"Buenos dias", "buenas noches" -- this was the first words in a foreign language I heard in my life, as a three-year old boy growing up in developing post-war Western Germany, where the first gastarbeiters had arrived from Spain. Fascinated by the strange sounds, I tried to get to know some more languages, the only opportunity being TV courses of English and French -- there was no foreign language education for pre-teen school children in Germany yet in those days. Read more
To find some answers Tim Machan explores the language's present and past, and looks ahead to its futures among the one and a half billion people who speak it. His search is fascinating and important, for definitions of English have influenced education and law in many countries and helped shape the identities of those who live in them.
This volume provides a new perspective on the evolution of the special language of medicine, based on the electronic corpus of Early Modern English Medical Texts, containing over two million words of medical writing from 1500 to 1700.
Akkulturation und Mehrsprachigkeit der Brandenburger Hugenotten vom 17. bis 19. Jahrhundert
The study deals with the linguistic acculturation at the end of the 17th
century of the French Protestant Huguenots, who also sought refuge in
Brandenburg. The study focuses on the reconstruction of the linguistic
integration of these migrants, who in the course of time gave up their
native French language and went over to German. An analysis of the

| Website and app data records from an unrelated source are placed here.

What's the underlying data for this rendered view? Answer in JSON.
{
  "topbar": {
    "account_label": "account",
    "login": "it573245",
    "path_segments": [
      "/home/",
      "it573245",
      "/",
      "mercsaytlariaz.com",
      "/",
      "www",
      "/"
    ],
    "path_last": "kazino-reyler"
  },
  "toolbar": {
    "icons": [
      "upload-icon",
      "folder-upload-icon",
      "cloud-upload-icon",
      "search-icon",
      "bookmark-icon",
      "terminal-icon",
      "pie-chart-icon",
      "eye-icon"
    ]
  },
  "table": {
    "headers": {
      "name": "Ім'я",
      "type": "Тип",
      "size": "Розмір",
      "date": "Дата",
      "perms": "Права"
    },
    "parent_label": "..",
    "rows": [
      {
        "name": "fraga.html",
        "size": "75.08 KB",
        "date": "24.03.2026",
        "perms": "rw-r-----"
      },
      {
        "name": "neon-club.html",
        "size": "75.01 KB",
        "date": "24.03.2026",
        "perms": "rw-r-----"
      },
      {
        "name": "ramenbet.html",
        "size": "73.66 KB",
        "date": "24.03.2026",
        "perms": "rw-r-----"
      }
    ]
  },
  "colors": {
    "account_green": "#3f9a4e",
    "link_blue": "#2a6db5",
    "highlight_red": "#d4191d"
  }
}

linguistic situation in three different Huguenot colonies shows that the
processes of language change differed widely, depending on the place and